**ASSIGNMENT**. A faithful copy without images is required: write out all the records exactly.

Segment Start: EXTRACTED RECORDS

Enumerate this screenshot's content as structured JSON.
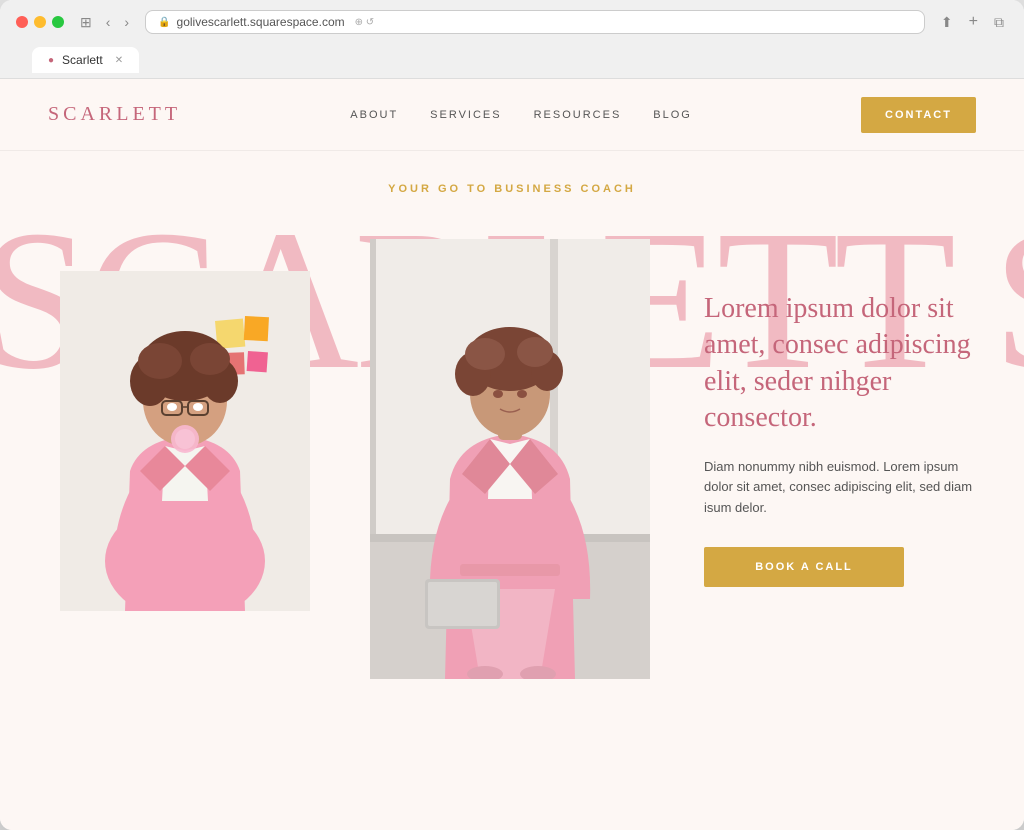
{
  "browser": {
    "url": "golivescarlett.squarespace.com",
    "tab_label": "Scarlett"
  },
  "nav": {
    "logo": "SCARLETT",
    "links": [
      "ABOUT",
      "SERVICES",
      "RESOURCES",
      "BLOG"
    ],
    "contact_label": "CONTACT"
  },
  "hero": {
    "subtitle": "YOUR GO TO BUSINESS COACH",
    "bg_text": "SCARLETT",
    "headline": "Lorem ipsum dolor sit amet, consec adipiscing elit, seder nihger consector.",
    "body_text": "Diam nonummy nibh euismod. Lorem ipsum dolor sit amet, consec adipiscing elit, sed diam isum delor.",
    "cta_label": "BOOK A CALL"
  },
  "colors": {
    "brand_pink": "#c5667a",
    "brand_gold": "#d4a843",
    "bg": "#fdf7f4",
    "text_dark": "#555555"
  }
}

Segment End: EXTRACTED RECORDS

**TASK RESULT**.
Enumerate this screenshot's content as structured JSON.
{
  "browser": {
    "url": "golivescarlett.squarespace.com",
    "tab_label": "Scarlett"
  },
  "nav": {
    "logo": "SCARLETT",
    "links": [
      "ABOUT",
      "SERVICES",
      "RESOURCES",
      "BLOG"
    ],
    "contact_label": "CONTACT"
  },
  "hero": {
    "subtitle": "YOUR GO TO BUSINESS COACH",
    "bg_text": "SCARLETT",
    "headline": "Lorem ipsum dolor sit amet, consec adipiscing elit, seder nihger consector.",
    "body_text": "Diam nonummy nibh euismod. Lorem ipsum dolor sit amet, consec adipiscing elit, sed diam isum delor.",
    "cta_label": "BOOK A CALL"
  },
  "colors": {
    "brand_pink": "#c5667a",
    "brand_gold": "#d4a843",
    "bg": "#fdf7f4",
    "text_dark": "#555555"
  }
}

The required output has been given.